▶ [The input]

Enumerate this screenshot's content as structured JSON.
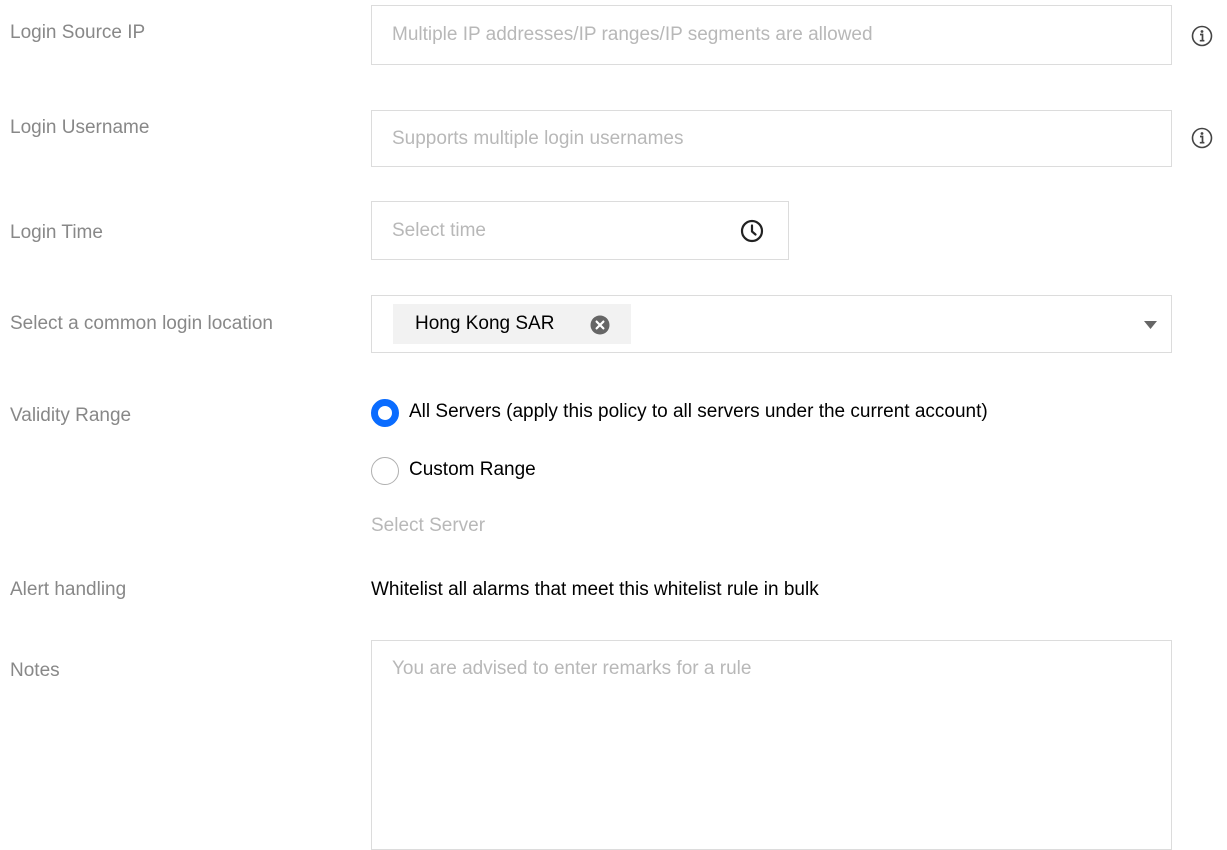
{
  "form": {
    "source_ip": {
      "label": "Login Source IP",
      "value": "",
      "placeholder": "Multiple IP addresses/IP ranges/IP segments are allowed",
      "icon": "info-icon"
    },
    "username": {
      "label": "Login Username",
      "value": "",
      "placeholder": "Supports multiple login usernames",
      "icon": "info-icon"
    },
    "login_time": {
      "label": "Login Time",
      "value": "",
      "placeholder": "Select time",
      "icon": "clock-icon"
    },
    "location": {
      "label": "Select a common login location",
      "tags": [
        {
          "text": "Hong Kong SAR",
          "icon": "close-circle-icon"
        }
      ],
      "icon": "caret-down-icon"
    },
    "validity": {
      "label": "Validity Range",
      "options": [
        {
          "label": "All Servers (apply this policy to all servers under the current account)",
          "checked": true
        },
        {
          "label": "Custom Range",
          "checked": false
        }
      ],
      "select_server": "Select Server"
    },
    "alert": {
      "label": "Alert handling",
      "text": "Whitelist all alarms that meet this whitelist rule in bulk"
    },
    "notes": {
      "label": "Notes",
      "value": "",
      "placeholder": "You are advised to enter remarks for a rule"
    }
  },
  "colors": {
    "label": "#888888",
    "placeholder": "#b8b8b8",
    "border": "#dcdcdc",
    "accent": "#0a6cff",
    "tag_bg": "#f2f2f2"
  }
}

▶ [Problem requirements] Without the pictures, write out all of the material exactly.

▶ [Output of the exercise]
Enumerate this screenshot's content as structured JSON.
{
  "form": {
    "source_ip": {
      "label": "Login Source IP",
      "value": "",
      "placeholder": "Multiple IP addresses/IP ranges/IP segments are allowed",
      "icon": "info-icon"
    },
    "username": {
      "label": "Login Username",
      "value": "",
      "placeholder": "Supports multiple login usernames",
      "icon": "info-icon"
    },
    "login_time": {
      "label": "Login Time",
      "value": "",
      "placeholder": "Select time",
      "icon": "clock-icon"
    },
    "location": {
      "label": "Select a common login location",
      "tags": [
        {
          "text": "Hong Kong SAR",
          "icon": "close-circle-icon"
        }
      ],
      "icon": "caret-down-icon"
    },
    "validity": {
      "label": "Validity Range",
      "options": [
        {
          "label": "All Servers (apply this policy to all servers under the current account)",
          "checked": true
        },
        {
          "label": "Custom Range",
          "checked": false
        }
      ],
      "select_server": "Select Server"
    },
    "alert": {
      "label": "Alert handling",
      "text": "Whitelist all alarms that meet this whitelist rule in bulk"
    },
    "notes": {
      "label": "Notes",
      "value": "",
      "placeholder": "You are advised to enter remarks for a rule"
    }
  },
  "colors": {
    "label": "#888888",
    "placeholder": "#b8b8b8",
    "border": "#dcdcdc",
    "accent": "#0a6cff",
    "tag_bg": "#f2f2f2"
  }
}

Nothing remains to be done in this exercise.